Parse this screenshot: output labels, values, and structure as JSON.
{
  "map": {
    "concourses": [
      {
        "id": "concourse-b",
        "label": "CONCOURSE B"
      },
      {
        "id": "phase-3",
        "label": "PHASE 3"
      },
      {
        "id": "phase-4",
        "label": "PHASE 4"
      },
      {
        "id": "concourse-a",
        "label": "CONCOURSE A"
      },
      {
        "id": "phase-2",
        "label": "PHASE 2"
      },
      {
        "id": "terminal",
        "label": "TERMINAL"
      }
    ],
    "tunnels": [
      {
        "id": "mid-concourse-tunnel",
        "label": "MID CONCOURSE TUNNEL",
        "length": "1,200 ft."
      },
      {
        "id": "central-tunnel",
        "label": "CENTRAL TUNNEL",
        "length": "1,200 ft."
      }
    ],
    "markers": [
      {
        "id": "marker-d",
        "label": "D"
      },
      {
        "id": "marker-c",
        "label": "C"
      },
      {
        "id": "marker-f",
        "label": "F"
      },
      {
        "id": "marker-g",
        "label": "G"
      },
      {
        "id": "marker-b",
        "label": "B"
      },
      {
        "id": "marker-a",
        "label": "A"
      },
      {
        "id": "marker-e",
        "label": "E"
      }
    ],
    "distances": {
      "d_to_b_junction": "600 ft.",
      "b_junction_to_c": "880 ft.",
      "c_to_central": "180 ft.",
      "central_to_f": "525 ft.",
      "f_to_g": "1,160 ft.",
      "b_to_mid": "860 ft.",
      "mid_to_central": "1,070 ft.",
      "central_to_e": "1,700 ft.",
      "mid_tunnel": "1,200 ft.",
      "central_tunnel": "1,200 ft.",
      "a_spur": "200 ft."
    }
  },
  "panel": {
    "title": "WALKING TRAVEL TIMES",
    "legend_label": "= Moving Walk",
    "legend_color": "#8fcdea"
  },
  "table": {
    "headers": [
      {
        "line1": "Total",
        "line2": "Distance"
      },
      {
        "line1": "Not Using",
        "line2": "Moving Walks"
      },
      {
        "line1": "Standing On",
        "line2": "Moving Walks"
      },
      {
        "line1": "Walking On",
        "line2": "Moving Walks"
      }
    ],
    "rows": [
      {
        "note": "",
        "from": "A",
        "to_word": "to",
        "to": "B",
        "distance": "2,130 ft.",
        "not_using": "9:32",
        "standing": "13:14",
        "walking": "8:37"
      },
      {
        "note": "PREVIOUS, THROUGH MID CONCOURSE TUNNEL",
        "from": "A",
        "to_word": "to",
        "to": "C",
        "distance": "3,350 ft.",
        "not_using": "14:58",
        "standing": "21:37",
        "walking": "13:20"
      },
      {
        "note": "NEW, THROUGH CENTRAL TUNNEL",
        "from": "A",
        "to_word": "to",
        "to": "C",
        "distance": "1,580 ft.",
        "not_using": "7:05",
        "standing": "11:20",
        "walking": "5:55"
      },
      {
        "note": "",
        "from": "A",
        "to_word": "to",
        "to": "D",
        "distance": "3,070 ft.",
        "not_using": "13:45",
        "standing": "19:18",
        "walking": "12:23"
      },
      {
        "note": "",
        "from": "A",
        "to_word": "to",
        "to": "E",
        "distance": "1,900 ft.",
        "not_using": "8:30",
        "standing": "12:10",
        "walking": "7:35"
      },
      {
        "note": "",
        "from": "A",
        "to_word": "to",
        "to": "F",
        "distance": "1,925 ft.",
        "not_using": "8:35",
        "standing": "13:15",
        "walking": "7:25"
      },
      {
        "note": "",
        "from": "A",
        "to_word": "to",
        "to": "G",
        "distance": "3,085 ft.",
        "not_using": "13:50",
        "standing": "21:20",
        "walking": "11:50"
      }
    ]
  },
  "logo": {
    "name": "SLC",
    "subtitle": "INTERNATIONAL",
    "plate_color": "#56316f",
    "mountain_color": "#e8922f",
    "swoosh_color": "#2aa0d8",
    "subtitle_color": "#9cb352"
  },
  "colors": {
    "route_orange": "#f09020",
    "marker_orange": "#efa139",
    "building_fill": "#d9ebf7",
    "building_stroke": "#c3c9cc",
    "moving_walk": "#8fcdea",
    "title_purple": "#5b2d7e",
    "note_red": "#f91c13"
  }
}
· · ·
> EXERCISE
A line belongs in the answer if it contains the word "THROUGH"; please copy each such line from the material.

> ANSWER BOX
        "note": "PREVIOUS, THROUGH MID CONCOURSE TUNNEL",
        "note": "NEW, THROUGH CENTRAL TUNNEL",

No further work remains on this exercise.